I have seen dead foxes and badgers on the side of the road. Apparently I don’t really want to encounter a badger alive as they will stand their ground and can be vicious. Foxes over here are looked upon as we do coyotes. I think coyotes in Portland are pretty cool, since we occasionally see them in our neighborhood. There are no coyotes in England. Nor are their raccoons, or so I am told.
I don’t consider my staff a wild bunch, but they are sure fun to teach with. Only a couple felt like having their photo taken the day I brought my camera to school.
This is Mrs Hill. She is one of our three part time secretaries. She is very nice and keeps calm when danger strikes!
This is Mrs Allen. She is a TA and is sadly leaving Waltham. She helps out in my classroom a lot. Alas, no more. We work well as a team. I hear she is a mean beater in a pheasant hunt.
This is Mrs Triggs. She teaches years 5/6. She is also my mentor teacher. She marks a lot of papers in her spare time much to the chagrin of her husband.
Lastly we have Mrs Nott.
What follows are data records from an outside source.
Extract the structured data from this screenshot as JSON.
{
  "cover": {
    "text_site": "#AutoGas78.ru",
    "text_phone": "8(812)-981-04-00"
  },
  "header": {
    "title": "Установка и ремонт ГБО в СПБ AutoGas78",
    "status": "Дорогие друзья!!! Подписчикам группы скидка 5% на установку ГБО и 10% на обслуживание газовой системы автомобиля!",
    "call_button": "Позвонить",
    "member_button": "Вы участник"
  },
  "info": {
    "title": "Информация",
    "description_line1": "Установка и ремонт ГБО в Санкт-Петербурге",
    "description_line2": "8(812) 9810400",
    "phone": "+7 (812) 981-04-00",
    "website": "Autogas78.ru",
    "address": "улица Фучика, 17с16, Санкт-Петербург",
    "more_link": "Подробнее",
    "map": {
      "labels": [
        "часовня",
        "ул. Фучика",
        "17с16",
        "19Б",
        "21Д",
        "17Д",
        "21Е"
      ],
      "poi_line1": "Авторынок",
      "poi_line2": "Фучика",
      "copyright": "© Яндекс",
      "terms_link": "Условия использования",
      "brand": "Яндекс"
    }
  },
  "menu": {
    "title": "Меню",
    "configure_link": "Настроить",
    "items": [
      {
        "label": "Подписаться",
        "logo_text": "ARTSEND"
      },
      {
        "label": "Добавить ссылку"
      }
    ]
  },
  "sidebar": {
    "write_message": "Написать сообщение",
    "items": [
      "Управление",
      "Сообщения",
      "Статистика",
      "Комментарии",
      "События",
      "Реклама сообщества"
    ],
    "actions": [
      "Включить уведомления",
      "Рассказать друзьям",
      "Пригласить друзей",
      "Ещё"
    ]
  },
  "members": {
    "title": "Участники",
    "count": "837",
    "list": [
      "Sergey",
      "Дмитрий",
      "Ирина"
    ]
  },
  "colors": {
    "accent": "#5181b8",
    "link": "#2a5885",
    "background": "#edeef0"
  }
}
She is our other school TA. I don’t work with her much, but I hear that students float on air when she is teaching. Her husband makes homemade charcoal and we have cooked with it.
The other weekend we went down to Rutland for a walk around the water. Rutland is the smallest county in England and is only recently re-instated as independent. The Rutland Water is apparently the largest man-made lake in Western Europe. We did a 3.5 mile hike and had a great time on a really sunny day. Kids were great, sites were great, and the wildlife was in your face.
The sheep were right on the path we were on.
Our kids really like walking with us. They don’t mind the time it takes and we all enjoy the fresh air.
Three horses and about six cows caught us by surprise when we rounded a corner. Annika knows how to talk with horses and immediately was stroking one horse’s head. Zachary, on the other hand, was trying to get it to bite his stick. We put a stop to that nonsense straight away.
The Old Hall in Rutland. Yes, it looked really old. I wished out loud that we were living in this home right on the water.
The kids tried, and failed, to pet any of these sheep.
As with any well intended hike there is beer at the end of the trail. In this case a brewery in Oakham, about 5 miles from the Rutland Water.
Good beers on tap. We are actively seeking out the little breweries when we can. Pubs are ubiquitous, but the brew pubs take more effort to find. They brew in the real ale style, so they are hand-drawn from casks in the basement and served at cellar temperature.